Scientists at Stanford University on Wednesday released a video of a three-dimensional tour of a mouse brain, using a technique that made the brain see-through.
The development could lead to rapid advances in research into Alzheimer's disease and other brain maladies. The researchers also made part of a human brain transparent, and used it to produce sharp imagery of deformed neurons that may be associated with Down syndrome and autism.
It took six years for engineers and biochemists to remove the matrix of fats from a brain and replace it with a plastic gel. Imagine taking the binder out of a casserole and replacing it with Jell-O and you're close to what they've done.
“There have been some other pretty amazing revolutions in neuronal analysis in recent years but what makes this different is you can do all this in the human brain,” said Thomas Insel, director of the National Institute of Mental Health, which funded the Stanford team.
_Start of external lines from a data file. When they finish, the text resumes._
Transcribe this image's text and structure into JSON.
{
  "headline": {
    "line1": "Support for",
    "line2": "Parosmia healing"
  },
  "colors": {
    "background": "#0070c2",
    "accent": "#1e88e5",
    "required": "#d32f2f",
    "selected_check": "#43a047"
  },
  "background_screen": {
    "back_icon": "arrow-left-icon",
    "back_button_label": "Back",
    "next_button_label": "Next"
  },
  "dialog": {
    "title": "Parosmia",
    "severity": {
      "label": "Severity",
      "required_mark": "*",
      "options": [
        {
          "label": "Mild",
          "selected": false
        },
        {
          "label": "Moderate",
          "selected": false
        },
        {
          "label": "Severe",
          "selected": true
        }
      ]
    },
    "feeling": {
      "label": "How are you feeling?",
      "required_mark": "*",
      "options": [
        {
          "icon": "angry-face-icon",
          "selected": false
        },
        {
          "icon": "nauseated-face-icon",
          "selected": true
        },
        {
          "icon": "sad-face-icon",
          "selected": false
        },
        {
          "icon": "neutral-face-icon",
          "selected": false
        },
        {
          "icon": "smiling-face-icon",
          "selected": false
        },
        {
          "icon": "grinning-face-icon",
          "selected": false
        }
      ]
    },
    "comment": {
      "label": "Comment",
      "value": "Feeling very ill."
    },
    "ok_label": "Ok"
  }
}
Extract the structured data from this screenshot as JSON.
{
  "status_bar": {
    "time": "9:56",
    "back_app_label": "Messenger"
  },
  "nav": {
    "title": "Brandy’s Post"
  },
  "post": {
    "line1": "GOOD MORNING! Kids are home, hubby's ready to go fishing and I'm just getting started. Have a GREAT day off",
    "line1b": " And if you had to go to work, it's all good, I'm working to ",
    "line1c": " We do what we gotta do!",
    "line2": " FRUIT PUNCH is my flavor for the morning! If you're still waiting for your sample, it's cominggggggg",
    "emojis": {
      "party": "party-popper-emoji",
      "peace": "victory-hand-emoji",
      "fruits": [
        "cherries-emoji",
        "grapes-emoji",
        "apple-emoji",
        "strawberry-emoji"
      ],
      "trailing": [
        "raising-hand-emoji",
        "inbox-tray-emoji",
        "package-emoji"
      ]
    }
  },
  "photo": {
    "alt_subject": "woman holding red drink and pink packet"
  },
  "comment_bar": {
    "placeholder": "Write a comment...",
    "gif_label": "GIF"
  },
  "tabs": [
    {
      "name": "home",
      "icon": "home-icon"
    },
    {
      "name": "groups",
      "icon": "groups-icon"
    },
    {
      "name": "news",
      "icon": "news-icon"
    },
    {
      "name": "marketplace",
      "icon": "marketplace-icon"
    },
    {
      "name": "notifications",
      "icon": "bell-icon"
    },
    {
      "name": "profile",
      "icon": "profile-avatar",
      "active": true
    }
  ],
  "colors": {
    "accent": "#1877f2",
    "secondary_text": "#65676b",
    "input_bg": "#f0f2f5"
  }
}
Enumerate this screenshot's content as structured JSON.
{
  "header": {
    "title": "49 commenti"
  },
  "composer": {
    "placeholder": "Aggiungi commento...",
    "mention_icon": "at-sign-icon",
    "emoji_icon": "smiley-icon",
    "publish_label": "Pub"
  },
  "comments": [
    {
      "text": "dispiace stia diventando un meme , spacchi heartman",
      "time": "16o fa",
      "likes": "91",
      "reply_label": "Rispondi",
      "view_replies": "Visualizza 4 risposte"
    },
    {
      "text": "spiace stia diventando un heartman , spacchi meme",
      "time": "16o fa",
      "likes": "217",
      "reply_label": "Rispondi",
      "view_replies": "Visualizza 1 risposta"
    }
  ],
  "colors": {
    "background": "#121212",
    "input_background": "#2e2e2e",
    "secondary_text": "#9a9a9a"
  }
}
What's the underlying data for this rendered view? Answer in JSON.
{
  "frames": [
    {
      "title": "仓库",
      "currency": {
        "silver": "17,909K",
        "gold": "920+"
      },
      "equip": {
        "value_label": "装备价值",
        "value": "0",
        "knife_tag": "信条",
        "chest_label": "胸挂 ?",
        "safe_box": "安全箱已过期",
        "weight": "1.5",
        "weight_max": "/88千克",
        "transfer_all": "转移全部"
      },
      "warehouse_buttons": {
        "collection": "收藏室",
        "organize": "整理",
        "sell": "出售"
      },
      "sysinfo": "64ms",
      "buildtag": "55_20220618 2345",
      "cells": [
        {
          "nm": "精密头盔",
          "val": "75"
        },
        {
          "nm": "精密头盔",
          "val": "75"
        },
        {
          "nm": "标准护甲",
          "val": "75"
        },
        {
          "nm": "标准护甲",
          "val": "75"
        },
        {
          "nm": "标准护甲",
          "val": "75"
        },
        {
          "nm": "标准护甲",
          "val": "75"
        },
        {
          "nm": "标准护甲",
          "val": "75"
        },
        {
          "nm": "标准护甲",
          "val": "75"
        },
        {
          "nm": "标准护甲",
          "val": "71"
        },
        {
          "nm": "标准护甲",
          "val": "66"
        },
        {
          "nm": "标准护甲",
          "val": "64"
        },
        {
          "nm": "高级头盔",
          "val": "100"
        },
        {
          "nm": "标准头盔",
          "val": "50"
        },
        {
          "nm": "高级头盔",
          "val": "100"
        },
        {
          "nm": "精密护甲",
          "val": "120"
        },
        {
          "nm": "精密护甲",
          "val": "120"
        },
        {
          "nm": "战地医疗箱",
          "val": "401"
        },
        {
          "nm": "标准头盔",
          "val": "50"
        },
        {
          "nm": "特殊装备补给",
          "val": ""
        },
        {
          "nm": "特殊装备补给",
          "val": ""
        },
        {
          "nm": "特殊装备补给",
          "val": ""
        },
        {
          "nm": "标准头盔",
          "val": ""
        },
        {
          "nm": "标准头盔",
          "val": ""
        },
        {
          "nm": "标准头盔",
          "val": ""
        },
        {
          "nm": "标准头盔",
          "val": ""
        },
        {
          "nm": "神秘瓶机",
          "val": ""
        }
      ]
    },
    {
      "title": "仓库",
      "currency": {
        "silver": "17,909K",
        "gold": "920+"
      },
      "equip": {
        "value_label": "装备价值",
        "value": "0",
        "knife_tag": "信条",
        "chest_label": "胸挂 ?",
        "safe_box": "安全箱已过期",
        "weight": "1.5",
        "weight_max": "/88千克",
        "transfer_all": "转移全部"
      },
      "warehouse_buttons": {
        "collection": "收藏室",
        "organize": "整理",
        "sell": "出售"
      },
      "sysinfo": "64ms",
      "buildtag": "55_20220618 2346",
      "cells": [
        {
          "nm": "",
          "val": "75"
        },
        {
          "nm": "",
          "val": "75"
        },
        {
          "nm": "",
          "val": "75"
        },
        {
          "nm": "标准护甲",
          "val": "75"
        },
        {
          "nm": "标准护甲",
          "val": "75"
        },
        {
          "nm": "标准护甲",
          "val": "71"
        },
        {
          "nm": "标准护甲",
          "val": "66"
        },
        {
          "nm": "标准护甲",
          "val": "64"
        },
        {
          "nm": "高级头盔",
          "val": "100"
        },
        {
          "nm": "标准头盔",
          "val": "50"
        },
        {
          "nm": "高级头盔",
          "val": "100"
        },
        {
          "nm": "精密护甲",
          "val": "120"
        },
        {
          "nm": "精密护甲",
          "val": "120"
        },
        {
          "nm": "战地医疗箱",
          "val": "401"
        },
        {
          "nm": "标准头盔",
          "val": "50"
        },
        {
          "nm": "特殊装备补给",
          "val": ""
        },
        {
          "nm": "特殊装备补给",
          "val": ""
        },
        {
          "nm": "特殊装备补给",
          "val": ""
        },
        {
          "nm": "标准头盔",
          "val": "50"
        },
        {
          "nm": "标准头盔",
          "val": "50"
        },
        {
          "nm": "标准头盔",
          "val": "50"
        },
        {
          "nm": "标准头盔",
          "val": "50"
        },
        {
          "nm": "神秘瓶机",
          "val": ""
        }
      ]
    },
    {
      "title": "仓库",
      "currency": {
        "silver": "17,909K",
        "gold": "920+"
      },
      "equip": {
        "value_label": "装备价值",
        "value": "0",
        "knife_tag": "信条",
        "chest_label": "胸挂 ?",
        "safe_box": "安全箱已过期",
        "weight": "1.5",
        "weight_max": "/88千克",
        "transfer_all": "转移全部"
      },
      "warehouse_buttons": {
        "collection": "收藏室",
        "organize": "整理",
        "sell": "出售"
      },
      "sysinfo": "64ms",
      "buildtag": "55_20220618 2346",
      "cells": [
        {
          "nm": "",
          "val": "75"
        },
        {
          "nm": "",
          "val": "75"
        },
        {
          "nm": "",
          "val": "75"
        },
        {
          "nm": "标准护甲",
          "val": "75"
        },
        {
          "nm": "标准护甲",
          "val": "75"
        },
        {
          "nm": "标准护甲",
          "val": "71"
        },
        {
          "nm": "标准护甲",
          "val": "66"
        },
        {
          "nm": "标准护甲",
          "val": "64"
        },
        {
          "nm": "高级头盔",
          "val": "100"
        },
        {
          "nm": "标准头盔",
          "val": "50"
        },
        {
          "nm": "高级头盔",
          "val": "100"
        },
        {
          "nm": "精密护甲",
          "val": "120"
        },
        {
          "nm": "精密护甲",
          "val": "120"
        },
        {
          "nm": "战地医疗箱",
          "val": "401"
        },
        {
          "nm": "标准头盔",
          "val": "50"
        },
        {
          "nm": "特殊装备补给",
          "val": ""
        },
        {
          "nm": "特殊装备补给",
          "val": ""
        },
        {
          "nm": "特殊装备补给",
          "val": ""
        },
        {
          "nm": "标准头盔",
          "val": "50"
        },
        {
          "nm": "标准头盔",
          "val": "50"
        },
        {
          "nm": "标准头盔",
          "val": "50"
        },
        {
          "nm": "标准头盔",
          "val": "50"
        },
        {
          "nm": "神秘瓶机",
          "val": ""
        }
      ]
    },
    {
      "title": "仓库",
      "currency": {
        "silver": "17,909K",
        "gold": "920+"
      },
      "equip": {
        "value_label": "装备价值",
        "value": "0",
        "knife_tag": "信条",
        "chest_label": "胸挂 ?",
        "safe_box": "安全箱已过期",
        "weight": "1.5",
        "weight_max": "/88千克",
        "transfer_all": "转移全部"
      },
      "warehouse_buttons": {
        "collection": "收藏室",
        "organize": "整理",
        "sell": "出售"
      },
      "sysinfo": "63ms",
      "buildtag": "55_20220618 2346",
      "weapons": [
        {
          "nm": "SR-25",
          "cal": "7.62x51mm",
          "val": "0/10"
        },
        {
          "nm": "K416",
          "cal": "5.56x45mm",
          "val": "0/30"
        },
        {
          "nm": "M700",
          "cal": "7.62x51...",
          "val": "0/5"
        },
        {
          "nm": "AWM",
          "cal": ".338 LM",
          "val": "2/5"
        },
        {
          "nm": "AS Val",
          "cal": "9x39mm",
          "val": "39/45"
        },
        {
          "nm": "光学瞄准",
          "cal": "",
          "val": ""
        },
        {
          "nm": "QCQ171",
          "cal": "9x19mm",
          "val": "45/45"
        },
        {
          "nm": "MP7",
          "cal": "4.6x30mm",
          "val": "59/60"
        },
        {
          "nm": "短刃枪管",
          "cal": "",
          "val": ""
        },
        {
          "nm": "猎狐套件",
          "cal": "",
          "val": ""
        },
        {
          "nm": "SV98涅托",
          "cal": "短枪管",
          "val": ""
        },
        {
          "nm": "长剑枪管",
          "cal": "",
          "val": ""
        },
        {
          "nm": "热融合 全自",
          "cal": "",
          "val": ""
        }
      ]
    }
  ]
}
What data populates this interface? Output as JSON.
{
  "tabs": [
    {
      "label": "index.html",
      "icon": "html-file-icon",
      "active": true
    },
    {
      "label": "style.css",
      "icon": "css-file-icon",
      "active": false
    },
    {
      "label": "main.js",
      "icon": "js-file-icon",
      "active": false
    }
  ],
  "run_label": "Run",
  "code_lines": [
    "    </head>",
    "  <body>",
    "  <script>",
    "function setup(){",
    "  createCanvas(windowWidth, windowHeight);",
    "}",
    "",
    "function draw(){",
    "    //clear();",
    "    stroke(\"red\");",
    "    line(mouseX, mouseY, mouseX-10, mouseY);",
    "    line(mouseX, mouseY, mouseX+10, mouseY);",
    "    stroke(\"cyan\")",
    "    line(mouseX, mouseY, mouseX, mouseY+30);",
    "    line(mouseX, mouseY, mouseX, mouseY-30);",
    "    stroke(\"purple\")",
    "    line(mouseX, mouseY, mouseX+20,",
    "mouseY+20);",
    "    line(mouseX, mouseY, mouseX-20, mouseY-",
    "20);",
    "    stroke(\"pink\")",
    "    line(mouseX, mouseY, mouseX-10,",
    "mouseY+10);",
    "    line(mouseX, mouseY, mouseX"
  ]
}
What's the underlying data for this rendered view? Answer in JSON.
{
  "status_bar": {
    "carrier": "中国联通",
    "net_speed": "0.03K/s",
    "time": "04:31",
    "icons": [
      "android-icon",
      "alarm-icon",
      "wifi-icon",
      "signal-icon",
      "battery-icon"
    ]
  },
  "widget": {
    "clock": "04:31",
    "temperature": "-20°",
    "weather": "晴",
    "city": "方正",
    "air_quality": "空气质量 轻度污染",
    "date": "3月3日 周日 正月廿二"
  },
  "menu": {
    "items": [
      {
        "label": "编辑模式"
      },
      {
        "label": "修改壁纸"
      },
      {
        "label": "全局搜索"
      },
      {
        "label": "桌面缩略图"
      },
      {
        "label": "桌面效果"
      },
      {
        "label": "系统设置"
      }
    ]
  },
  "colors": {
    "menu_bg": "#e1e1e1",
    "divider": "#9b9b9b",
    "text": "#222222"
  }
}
Think about what's happened in astronomy over the last decades: new space and terrestrial telescopes have flooded astronomers with high-resolution data that has led to discoveries such as exoplanets and dark energy.
The Stanford technique, dubbed CLARITY, will likewise dump enormous amounts of data on a field that President Obama has tapped as the next science frontier.
The technique also uses precious brain tissue sparingly -- multiple tests can be run without destroying the sample.
“With mice, we can use many mice,” said neuroscientist Pavel Osten of Cold Spring Harbor Laboratory, who has worked on similar attempts to image brains. “With human tissue — that’s often very precious. And good human tissue is extremely precious.”
A full story will be available later at latimes.com/science.